## ABOUT THIS EXERCISE
Write out every line below that includes the word "JSON".
Start of SOURCE DATA
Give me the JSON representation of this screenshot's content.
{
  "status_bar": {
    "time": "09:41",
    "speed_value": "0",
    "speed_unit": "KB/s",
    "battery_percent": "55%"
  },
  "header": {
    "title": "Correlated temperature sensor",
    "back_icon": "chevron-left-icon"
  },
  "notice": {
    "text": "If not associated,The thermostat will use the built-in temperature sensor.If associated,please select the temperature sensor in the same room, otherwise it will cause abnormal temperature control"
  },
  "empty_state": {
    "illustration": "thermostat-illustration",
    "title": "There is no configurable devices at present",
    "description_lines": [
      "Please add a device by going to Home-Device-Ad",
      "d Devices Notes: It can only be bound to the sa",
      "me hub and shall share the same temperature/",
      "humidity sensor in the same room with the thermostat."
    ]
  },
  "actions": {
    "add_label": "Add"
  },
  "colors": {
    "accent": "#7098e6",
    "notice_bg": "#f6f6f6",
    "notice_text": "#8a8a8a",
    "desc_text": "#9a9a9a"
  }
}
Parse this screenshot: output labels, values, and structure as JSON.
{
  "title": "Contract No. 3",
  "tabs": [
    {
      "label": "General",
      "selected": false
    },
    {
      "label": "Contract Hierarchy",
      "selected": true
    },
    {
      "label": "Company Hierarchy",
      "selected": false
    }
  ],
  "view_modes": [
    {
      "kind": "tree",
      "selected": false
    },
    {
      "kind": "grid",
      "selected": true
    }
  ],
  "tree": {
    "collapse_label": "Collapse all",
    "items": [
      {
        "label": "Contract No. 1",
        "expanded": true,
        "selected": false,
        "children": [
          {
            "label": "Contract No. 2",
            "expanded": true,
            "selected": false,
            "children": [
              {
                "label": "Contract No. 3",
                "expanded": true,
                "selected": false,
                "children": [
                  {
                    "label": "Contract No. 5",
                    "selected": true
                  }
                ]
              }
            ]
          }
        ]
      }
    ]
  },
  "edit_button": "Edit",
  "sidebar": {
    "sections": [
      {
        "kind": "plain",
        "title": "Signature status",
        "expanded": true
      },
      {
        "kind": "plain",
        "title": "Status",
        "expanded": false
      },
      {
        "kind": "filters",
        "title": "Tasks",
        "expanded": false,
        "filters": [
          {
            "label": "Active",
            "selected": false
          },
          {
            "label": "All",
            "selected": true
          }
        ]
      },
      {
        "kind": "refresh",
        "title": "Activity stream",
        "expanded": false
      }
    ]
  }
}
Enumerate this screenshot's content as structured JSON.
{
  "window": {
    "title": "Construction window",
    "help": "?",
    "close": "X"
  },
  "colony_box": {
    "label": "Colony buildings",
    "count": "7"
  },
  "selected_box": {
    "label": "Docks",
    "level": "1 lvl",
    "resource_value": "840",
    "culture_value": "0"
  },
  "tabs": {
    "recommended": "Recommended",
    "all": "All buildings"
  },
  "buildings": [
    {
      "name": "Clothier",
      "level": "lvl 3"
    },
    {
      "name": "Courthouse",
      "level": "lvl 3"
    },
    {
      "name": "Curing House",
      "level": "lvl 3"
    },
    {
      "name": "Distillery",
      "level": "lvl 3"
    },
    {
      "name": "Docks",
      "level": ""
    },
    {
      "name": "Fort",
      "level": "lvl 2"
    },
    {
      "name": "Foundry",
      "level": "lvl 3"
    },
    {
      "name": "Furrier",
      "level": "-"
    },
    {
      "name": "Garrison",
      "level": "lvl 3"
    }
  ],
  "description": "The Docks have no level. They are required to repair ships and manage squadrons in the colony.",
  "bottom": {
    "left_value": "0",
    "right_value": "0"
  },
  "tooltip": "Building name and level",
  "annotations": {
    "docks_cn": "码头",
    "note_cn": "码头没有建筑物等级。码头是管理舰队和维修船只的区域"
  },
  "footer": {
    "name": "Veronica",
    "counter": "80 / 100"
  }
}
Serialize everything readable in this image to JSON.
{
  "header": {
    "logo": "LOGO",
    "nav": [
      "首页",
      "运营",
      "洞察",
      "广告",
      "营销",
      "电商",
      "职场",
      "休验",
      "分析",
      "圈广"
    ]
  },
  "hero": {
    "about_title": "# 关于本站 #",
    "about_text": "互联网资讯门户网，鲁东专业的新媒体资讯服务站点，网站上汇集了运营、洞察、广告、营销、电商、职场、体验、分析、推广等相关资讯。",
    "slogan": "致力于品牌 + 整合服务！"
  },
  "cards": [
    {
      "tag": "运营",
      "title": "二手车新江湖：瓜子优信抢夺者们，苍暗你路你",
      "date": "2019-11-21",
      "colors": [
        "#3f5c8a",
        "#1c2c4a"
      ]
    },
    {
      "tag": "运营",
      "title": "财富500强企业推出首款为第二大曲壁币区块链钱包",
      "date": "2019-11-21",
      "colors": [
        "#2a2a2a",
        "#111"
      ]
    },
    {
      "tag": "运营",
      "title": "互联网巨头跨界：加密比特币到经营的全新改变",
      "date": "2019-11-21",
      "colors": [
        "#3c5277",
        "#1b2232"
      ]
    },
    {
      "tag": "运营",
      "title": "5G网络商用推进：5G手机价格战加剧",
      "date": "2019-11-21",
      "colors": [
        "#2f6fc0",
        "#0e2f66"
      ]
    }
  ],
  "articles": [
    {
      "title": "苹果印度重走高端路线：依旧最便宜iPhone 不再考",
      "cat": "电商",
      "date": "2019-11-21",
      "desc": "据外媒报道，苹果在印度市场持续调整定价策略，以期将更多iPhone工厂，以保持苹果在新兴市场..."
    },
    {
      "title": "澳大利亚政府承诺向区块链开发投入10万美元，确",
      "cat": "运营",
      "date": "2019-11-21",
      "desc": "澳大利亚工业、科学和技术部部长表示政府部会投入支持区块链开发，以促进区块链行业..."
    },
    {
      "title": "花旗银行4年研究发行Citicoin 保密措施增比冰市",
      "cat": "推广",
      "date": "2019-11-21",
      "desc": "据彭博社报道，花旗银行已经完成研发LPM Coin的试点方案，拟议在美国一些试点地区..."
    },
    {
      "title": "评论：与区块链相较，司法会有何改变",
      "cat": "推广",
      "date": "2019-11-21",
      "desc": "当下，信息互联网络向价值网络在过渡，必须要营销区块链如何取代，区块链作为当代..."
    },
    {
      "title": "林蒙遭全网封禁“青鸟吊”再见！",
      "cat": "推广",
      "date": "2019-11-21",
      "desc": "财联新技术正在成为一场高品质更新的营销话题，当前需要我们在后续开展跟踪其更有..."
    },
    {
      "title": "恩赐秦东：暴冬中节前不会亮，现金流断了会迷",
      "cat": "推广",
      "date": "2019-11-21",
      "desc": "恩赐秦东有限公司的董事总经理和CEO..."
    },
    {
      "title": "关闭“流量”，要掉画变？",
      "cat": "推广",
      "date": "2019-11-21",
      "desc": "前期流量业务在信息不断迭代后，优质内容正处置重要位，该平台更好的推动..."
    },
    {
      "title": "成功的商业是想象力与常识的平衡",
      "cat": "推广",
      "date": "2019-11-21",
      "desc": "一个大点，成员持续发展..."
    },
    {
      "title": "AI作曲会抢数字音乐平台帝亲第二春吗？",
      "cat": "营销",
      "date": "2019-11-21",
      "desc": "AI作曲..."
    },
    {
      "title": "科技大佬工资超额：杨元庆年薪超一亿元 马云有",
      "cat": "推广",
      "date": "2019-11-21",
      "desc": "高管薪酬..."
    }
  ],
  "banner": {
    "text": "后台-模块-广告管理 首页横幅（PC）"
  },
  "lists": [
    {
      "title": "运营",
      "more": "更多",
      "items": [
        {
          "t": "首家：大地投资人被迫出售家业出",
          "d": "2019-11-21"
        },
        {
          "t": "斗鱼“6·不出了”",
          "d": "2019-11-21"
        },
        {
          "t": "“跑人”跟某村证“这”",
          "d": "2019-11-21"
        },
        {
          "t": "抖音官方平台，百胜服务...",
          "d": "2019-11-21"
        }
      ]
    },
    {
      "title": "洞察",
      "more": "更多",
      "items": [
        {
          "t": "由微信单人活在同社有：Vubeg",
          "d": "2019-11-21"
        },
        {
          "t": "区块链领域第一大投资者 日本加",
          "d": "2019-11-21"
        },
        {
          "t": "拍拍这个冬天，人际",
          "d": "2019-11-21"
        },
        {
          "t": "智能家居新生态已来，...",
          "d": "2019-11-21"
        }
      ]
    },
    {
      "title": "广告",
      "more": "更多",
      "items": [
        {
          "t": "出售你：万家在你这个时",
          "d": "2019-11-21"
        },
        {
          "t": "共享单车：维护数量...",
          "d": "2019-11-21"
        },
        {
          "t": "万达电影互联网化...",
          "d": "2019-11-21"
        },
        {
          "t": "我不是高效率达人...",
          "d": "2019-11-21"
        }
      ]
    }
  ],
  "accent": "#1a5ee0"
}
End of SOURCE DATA
## RESULT OF THIS EXERCISE
Give me the JSON representation of this screenshot's content.
Parse this screenshot: output labels, values, and structure as JSON.
Enumerate this screenshot's content as structured JSON.
Serialize everything readable in this image to JSON.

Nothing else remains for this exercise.